MLA: Demosthenes. "Notes." The First Philippic, translted by Thomas Leland, D.D., Original Sources. 29 Mar. 2023.

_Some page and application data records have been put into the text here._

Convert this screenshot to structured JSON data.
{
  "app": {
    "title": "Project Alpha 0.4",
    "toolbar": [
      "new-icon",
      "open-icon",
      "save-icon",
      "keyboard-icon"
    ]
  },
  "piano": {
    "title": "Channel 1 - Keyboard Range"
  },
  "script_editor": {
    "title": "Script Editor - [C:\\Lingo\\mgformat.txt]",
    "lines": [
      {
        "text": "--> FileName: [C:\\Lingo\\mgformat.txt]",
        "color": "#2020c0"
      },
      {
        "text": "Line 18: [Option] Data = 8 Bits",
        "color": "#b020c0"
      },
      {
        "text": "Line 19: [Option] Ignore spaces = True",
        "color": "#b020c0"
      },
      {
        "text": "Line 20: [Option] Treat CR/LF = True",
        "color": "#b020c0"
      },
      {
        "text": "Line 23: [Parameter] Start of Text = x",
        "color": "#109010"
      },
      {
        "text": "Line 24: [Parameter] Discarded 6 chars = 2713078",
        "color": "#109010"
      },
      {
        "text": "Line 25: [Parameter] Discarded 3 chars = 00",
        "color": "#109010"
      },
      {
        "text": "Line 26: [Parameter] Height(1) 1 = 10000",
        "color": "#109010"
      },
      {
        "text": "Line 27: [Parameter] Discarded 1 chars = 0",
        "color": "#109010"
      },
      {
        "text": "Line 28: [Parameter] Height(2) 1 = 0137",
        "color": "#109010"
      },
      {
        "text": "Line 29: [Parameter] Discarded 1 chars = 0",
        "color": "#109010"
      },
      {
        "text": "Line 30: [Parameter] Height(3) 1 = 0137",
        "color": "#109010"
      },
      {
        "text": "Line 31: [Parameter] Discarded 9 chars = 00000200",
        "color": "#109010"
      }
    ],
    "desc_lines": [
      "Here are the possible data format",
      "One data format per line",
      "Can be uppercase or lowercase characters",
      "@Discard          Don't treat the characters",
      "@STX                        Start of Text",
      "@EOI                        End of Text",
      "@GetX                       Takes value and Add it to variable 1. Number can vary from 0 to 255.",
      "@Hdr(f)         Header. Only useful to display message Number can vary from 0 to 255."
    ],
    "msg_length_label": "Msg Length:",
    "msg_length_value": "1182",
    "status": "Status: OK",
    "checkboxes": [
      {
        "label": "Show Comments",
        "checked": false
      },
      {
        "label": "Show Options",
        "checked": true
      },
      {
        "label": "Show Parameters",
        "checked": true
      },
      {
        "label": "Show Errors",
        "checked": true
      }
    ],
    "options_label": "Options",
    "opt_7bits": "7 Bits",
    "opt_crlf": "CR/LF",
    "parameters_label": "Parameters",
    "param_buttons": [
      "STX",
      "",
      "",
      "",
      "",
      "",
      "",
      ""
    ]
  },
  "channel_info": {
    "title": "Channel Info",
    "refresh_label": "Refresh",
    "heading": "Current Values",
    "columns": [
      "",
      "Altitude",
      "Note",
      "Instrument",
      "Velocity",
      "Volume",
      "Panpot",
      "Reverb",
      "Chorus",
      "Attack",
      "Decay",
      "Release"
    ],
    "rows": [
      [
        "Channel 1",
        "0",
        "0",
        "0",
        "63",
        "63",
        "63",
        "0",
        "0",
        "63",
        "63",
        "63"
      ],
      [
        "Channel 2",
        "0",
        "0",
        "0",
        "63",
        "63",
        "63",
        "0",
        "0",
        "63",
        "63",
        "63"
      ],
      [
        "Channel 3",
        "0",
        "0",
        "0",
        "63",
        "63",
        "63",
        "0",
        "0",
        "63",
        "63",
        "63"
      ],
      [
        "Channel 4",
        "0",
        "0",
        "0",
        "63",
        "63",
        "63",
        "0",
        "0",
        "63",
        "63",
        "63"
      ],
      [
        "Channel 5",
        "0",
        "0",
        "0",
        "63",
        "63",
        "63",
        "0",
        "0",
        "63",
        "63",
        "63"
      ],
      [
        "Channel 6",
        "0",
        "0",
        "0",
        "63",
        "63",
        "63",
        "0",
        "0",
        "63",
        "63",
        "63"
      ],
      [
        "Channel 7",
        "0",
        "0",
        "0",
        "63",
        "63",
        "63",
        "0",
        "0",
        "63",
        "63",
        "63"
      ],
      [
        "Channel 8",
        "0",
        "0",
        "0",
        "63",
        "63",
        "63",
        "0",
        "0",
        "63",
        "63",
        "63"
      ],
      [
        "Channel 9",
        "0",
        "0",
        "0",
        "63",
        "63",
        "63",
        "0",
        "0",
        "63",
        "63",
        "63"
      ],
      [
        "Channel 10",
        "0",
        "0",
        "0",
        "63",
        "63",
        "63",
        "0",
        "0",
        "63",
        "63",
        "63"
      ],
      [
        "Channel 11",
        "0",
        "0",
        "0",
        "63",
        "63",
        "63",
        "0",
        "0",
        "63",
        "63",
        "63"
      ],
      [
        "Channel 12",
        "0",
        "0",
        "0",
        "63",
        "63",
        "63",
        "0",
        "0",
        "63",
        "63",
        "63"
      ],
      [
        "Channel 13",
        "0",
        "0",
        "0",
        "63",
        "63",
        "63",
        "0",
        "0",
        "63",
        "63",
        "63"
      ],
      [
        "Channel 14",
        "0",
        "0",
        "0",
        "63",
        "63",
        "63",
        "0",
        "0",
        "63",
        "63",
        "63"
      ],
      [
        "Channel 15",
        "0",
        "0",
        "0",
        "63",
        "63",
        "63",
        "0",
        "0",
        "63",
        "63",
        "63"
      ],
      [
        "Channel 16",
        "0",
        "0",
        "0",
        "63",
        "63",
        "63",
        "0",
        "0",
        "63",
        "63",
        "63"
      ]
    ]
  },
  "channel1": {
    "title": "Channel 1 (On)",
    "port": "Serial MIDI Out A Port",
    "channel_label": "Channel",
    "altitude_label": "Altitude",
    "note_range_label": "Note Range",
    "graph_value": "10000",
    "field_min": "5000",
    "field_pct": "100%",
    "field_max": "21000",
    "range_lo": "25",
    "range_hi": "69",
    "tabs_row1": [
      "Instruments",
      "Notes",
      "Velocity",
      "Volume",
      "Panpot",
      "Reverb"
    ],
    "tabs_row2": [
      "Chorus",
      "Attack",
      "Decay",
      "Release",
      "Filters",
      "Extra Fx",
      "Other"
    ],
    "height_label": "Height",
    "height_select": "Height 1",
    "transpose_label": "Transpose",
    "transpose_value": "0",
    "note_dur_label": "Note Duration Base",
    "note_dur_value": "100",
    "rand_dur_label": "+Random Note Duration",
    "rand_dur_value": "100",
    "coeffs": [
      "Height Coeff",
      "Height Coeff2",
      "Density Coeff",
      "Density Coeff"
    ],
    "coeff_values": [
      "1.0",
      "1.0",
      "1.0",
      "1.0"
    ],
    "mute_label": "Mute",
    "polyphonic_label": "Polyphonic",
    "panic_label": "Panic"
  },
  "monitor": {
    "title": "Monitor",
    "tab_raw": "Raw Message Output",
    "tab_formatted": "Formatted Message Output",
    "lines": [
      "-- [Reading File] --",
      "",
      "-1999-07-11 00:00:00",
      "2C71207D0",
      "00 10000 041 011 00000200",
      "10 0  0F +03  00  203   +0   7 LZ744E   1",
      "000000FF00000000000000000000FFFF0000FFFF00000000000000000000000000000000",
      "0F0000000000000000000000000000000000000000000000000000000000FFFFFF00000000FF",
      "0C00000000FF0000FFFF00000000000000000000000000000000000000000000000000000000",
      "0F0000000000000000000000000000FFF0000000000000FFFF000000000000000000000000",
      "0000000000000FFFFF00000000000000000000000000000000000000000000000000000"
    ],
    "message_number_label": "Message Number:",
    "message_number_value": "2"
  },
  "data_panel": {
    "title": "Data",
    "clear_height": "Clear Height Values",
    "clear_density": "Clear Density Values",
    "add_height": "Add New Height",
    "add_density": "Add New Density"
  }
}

Harvard: Demosthenes, 'Notes' in The First Philippic, trans. . Original Sources, retrieved 29 March 2023, from